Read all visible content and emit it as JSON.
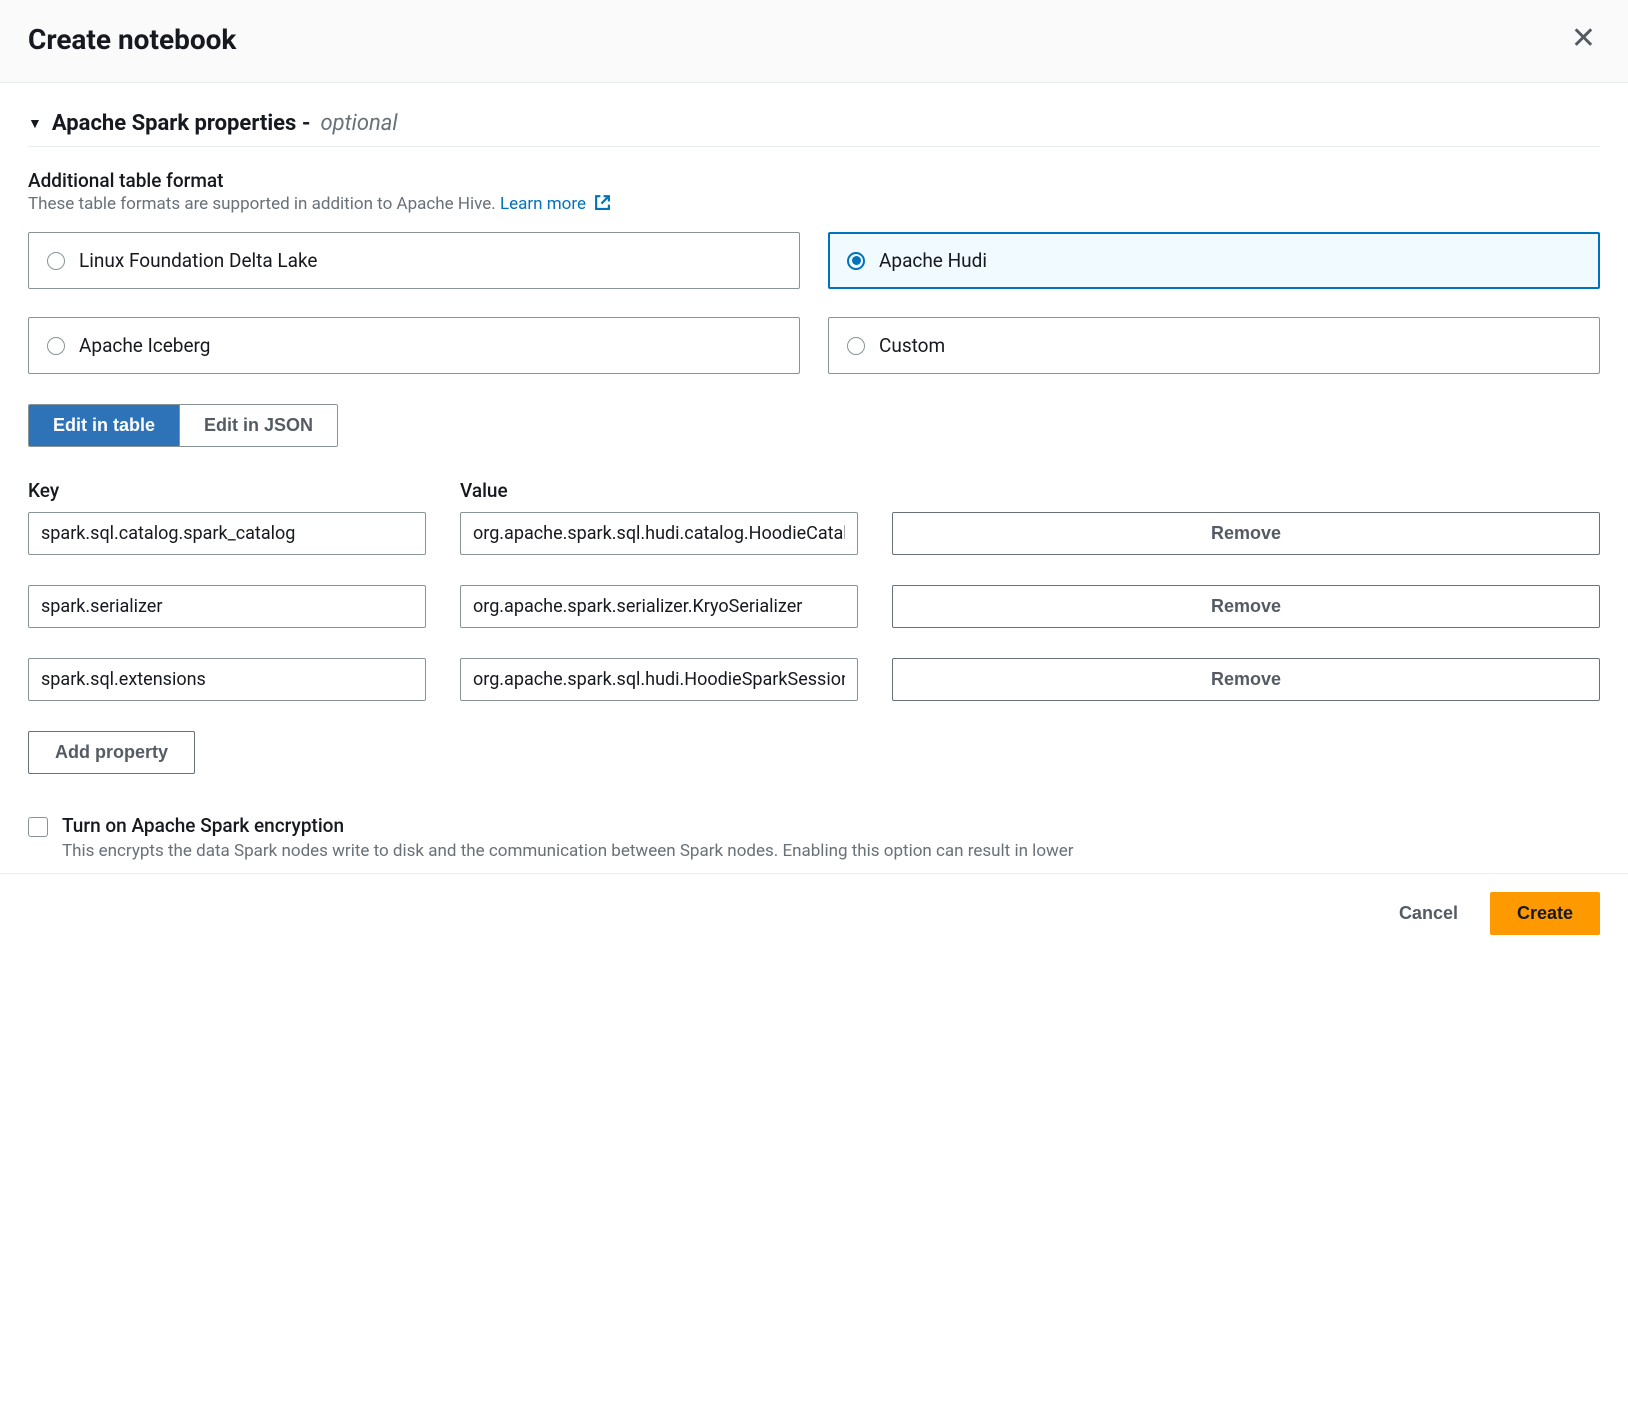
{
  "header": {
    "title": "Create notebook"
  },
  "section": {
    "title": "Apache Spark properties -",
    "optional": "optional"
  },
  "tableFormat": {
    "label": "Additional table format",
    "description": "These table formats are supported in addition to Apache Hive.",
    "learnMore": "Learn more",
    "options": [
      {
        "label": "Linux Foundation Delta Lake",
        "selected": false
      },
      {
        "label": "Apache Hudi",
        "selected": true
      },
      {
        "label": "Apache Iceberg",
        "selected": false
      },
      {
        "label": "Custom",
        "selected": false
      }
    ]
  },
  "editToggle": {
    "table": "Edit in table",
    "json": "Edit in JSON"
  },
  "props": {
    "keyHeader": "Key",
    "valueHeader": "Value",
    "removeLabel": "Remove",
    "rows": [
      {
        "key": "spark.sql.catalog.spark_catalog",
        "value": "org.apache.spark.sql.hudi.catalog.HoodieCatalog"
      },
      {
        "key": "spark.serializer",
        "value": "org.apache.spark.serializer.KryoSerializer"
      },
      {
        "key": "spark.sql.extensions",
        "value": "org.apache.spark.sql.hudi.HoodieSparkSessionExtension"
      }
    ],
    "addLabel": "Add property"
  },
  "encryption": {
    "label": "Turn on Apache Spark encryption",
    "description": "This encrypts the data Spark nodes write to disk and the communication between Spark nodes. Enabling this option can result in lower"
  },
  "footer": {
    "cancel": "Cancel",
    "create": "Create"
  }
}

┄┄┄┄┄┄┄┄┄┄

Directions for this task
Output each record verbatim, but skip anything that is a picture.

Task solution
Read all visible content and emit it as JSON.
{
  "header": {
    "title": "Create notebook"
  },
  "section": {
    "title": "Apache Spark properties -",
    "optional": "optional"
  },
  "tableFormat": {
    "label": "Additional table format",
    "description": "These table formats are supported in addition to Apache Hive.",
    "learnMore": "Learn more",
    "options": [
      {
        "label": "Linux Foundation Delta Lake",
        "selected": false
      },
      {
        "label": "Apache Hudi",
        "selected": true
      },
      {
        "label": "Apache Iceberg",
        "selected": false
      },
      {
        "label": "Custom",
        "selected": false
      }
    ]
  },
  "editToggle": {
    "table": "Edit in table",
    "json": "Edit in JSON"
  },
  "props": {
    "keyHeader": "Key",
    "valueHeader": "Value",
    "removeLabel": "Remove",
    "rows": [
      {
        "key": "spark.sql.catalog.spark_catalog",
        "value": "org.apache.spark.sql.hudi.catalog.HoodieCatalog"
      },
      {
        "key": "spark.serializer",
        "value": "org.apache.spark.serializer.KryoSerializer"
      },
      {
        "key": "spark.sql.extensions",
        "value": "org.apache.spark.sql.hudi.HoodieSparkSessionExtension"
      }
    ],
    "addLabel": "Add property"
  },
  "encryption": {
    "label": "Turn on Apache Spark encryption",
    "description": "This encrypts the data Spark nodes write to disk and the communication between Spark nodes. Enabling this option can result in lower"
  },
  "footer": {
    "cancel": "Cancel",
    "create": "Create"
  }
}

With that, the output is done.